In terms of real-life programs, when a retailer is trying to predict who will make a purchase, it can easily find data on customers who purchased from them (positive data), but it is basically impossible to obtain data on customers who did not purchase from them (negative data), since they do not have access to their competitors’ data. Another example is a common task for app developers: they need to predict which users will continue using the app (positive) or stop (negative). However, when a user unsubscribes, the developers lose the user’s data because they have to completely delete data regarding that user in accordance with the privacy policy to protect personal information.

According to lead author Takashi Ishida from RIKEN AIP, “Previous classification methods could not cope with the situation where negative data were not available, but we have made it possible for computers to learn with only positive data, as long as we have a confidence score for our positive data, constructed from information such as buying intention or the active rate of app users. Using our new method, we can let computers learn a classifier only from positive data equipped with confidence.”

Ishida proposed, together with researcher Niu Gang from his group and team leader Masashi Sugiyama, that they let computers learn well by adding the confidence score, which mathematically corresponds to the probability whether the data belongs to a positive class or not.
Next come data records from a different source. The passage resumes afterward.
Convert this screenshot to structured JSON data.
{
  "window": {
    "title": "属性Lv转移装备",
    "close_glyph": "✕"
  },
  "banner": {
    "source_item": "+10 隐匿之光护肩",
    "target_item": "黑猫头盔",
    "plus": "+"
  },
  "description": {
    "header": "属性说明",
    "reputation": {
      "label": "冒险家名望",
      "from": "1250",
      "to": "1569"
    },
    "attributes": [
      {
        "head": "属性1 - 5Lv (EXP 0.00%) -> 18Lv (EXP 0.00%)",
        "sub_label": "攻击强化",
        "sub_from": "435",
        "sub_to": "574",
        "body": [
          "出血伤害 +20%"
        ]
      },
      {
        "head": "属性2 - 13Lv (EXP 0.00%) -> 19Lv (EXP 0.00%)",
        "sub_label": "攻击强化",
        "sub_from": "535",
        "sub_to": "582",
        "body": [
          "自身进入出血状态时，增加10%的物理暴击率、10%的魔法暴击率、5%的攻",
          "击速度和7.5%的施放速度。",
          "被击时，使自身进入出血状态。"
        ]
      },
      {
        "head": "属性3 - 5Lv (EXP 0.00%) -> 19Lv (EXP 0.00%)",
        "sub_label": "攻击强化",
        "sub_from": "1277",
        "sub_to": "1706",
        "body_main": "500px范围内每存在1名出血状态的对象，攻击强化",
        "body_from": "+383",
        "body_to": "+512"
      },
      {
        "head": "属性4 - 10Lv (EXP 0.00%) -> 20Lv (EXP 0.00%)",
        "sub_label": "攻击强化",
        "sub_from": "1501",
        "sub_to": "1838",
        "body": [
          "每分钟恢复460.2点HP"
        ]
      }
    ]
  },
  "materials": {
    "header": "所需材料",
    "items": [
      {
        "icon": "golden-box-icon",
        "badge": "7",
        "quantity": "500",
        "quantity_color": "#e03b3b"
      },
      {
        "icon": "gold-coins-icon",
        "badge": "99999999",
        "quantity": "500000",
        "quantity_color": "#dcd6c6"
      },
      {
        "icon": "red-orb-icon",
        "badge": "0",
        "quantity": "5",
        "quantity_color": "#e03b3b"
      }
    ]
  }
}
They succeeded in developing a method that can let computers learn a classification boundary only from positive data and information on its confidence (positive reliability) against classification problems of machine learning that divide data positively and negatively. (1)

Computers trying to learn based on negative feedback.

And when such not exists, trying to compensate for that based on the positive one.

But can there be any feedback which is either positive or negative?

Can anything not be something else?

Can anything not be part of nothing?

In a cosmos full of everything, where can you seek nothingness? Which result can be negative in a cosmos where every negative element creates an equally positive one? Which result can be positive in a cosmos leading to death in every possible scenario in place? How can the computer learn anything in a world where humans have forgotten how they started learning in the first place, at a time when there was nothing to learn?

Look at that child.

Learning every passing minute.

By not learning anything…